with children, then off-reservation people. They are the knowledge
of the people and are an untapped resource, said Mandino.
an estimated 20,000 tribal members age 60 years on up across the
said they enjoy volunteering because it makes them feel good. When
I go into a cafeteria, they are all shouting, Grandma! Grandma!
said Laura Desh, 64, a foster grandparent from Tuba City. It
is a good feeling...Everybody then turns around and looks. Theyre
like baby lambs crying out.
Eldridge, program director, said her staff works with local schools
and Headstarts to place grandparents in the community. At their
site, they teach the kids, one-on-one the Navajo language and culture
and help with reading, and even adjusting to school life. Last
year, a state official recognized that some children even had improved
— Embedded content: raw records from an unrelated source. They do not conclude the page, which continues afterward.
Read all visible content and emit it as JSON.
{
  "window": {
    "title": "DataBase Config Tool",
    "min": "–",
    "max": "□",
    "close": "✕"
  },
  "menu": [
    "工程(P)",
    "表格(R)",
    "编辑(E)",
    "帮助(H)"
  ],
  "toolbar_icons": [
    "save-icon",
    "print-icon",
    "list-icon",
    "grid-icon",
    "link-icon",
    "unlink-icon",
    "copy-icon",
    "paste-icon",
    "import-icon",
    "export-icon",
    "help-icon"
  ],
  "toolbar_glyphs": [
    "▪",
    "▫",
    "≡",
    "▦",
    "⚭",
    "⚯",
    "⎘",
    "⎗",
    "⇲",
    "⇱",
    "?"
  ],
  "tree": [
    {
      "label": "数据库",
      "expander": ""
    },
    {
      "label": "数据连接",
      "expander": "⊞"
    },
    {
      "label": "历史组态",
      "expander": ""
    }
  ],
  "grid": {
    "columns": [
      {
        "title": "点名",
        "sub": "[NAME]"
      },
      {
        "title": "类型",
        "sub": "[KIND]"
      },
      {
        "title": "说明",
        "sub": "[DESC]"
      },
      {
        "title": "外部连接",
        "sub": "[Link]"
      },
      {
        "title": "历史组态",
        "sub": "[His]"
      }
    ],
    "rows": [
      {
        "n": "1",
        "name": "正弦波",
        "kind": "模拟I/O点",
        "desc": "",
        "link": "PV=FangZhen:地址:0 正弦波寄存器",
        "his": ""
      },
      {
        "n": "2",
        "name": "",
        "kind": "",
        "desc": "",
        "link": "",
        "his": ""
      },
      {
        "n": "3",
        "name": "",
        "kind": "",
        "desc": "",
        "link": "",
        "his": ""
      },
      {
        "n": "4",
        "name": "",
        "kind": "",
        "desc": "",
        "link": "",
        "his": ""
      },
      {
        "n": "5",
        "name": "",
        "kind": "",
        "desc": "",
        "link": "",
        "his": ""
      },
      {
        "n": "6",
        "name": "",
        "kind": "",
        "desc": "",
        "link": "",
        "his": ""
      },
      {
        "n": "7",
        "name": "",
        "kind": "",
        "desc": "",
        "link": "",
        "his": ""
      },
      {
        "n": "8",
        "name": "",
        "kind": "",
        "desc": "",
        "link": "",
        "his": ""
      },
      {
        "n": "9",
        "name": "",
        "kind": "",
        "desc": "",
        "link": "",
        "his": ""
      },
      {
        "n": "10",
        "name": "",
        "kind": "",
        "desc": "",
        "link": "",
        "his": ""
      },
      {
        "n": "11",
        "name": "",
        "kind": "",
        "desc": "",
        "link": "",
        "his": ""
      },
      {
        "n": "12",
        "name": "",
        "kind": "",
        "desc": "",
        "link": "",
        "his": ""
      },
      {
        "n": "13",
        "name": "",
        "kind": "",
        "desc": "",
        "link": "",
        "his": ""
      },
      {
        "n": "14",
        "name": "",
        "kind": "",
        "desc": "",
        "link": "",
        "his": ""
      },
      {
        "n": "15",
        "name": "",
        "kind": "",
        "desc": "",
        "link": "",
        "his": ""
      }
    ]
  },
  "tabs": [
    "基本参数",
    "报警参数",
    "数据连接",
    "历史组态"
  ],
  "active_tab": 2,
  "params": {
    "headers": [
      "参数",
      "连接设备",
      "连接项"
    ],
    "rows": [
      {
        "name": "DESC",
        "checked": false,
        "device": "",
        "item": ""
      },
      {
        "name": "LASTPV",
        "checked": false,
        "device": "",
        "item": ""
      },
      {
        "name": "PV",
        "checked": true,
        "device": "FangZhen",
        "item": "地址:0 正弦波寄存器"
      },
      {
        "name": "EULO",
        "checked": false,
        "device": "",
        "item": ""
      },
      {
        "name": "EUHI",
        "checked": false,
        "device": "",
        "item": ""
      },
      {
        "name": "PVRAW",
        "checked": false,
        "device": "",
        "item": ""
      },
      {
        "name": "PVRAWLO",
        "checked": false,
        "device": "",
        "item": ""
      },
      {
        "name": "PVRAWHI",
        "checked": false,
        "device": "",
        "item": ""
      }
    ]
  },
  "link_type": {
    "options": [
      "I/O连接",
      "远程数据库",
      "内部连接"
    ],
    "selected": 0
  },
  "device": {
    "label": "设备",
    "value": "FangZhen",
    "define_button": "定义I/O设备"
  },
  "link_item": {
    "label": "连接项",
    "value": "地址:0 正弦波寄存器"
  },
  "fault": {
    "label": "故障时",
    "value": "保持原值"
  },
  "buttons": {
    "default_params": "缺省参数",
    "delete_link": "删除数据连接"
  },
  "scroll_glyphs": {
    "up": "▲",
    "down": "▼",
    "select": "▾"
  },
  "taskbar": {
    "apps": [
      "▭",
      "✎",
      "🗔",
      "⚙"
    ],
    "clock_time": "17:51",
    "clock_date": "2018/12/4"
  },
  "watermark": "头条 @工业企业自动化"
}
their reading skills with the help of the grandparents, she
common concern among foster grandparents is the loss of the Navajo
language and culture. Todays kids are losing their culture
and language, added Irene Franklin, another foster grandparent
from Leupp. When we first meet them (kids) we tell them who
they are and where they come from. Some are slow and some dont
want to listen. They are all different.
said the foster grandparents make a big difference by mentoring
and teaching Navajo culture to the kids. All of them are very
concerned about the loss of our language and culture, she
said. This is why many of them sign up to volunteer.
common for some volunteers to have been with the program for 15
- 30 years, said Victoria Bahe, program staff with the Fort Defiance
office. In recent years, however, officials said recruiting has
become harder, because the stipend is not enough in these days of
rising gas prices. They are hoping that they can get additional
funding. Presently, the project is funded $558,489 by the Corporation
for National Service. The Navajo Nation then kicks in $200,000,
and the State of New Mexico helps with $99,392. Arizona provides
no financial support.
become a foster grandparent, an applicant must be 60 years of age,
meet certain income eligibility requirements, love children, and
be willing to volunteer 20 hours a week, said Bahe.
earn a small, tax-free stipend to cover the cost of serving. They
also receive reimbursements for transportation, meals while on duty,
annual physical examination, and supplemental accident and liability
coverage while serving.